Wellington Koo (顧立雄), an aspirant in the Democratic Progressive Party’s (DPP) primary for the Taipei mayoral election, yesterday submitted a proposal to resolve the longstanding dispute about the party’s nomination process.
Unveiling his “three-step” proposal at a press conference yesterday, Koo proposed that the DPP complete its primary, which would be conducted in the form of a public opinion poll, by the end of next month.
Koo said the second step would be three debates between the DPP primary winner and specific independent candidates, before the final stage of another public opinion poll to determine the pan-green camp candidate in the mayoral election, slated for November.

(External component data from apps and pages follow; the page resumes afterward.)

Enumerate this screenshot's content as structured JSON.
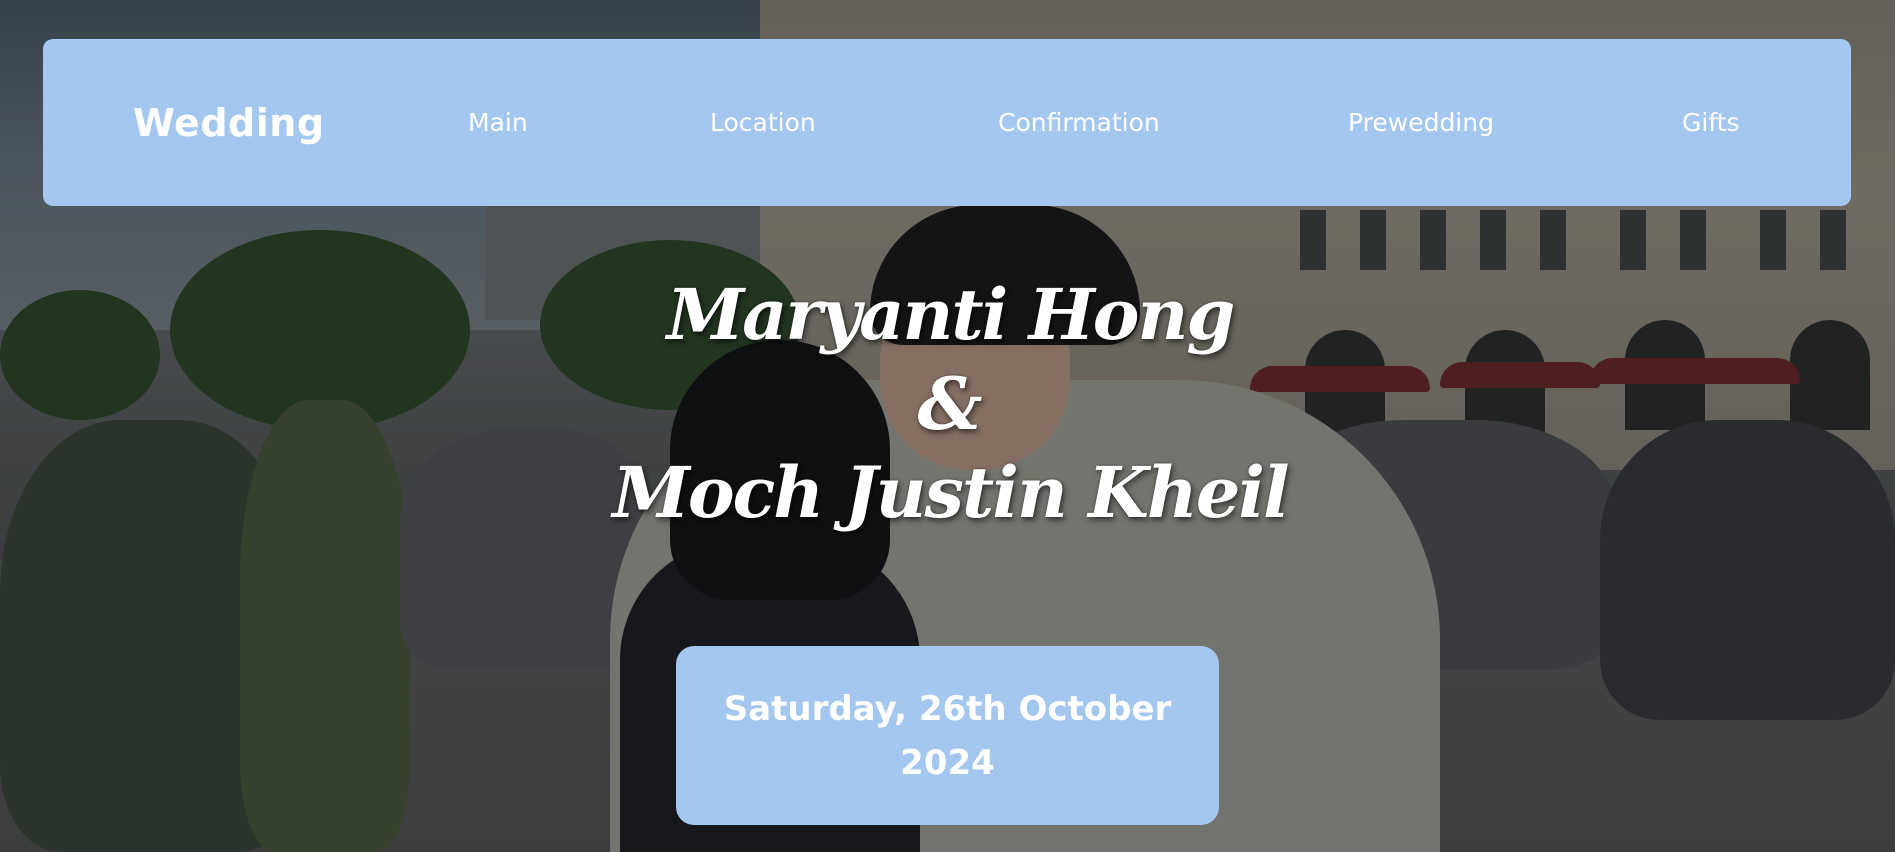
{
  "navbar": {
    "brand": "Wedding",
    "items": [
      {
        "label": "Main"
      },
      {
        "label": "Location"
      },
      {
        "label": "Confirmation"
      },
      {
        "label": "Prewedding"
      },
      {
        "label": "Gifts"
      }
    ]
  },
  "hero": {
    "bride": "Maryanti Hong",
    "ampersand": "&",
    "groom": "Moch Justin Kheil",
    "date": "Saturday, 26th October 2024"
  },
  "colors": {
    "accent": "#a3c7ee",
    "text": "#ffffff"
  }
}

The independent candidate is likely to be National Taiwan University Hospital physician Ko Wen-je (柯文哲), the frontrunner among all pan-green camp hopefuls, who says he prefers to run as an independent.
If the DPP primary winner lost to the independent, Koo’s proposal said the party would offer full support to the independent.
The lawyer urged the DPP against defeatism and called on DPP primary hopefuls to “have the courage to throw a fastball to the hitter,” apparently urging DPP aspirants to put up a good fight against Ko.
The proposed mechanism is a feasible option because it could ease the anxiety among DPP supporters without changing the current DPP regulations, Koo said.
Koo’s proposal was a variation of two previous options that the DPP has been mulling.
The “one phase” format would see Ko included with DPP members in the party’s public opinion poll, while the other option would have a DPP-only initial poll, with the winner of that facing Ko in a second poll to determine who would be the party’s candidate.
However, former vice president Annette Lu (呂秀蓮), one of the contenders in the primary, appeared to oppose the inclusion of Ko in the primary.
In an open letter to the party’s Central Executive Committee yesterday, Lu urged the party to abide by its regulations as “the rules of the game” should not to be swayed by any one person.
Lu blasted Ko over his recent disparaging comments about the DPP, such as saying: “I am glad I’m not a DPP member.”
She said that his nonpartisan stance was dangerous, because it could turn out to serve the interests of Beijing amid China’s relentless effort of “soft annexation.”
“The DPP should not be a bridesmaid for others’ success,” Lu said.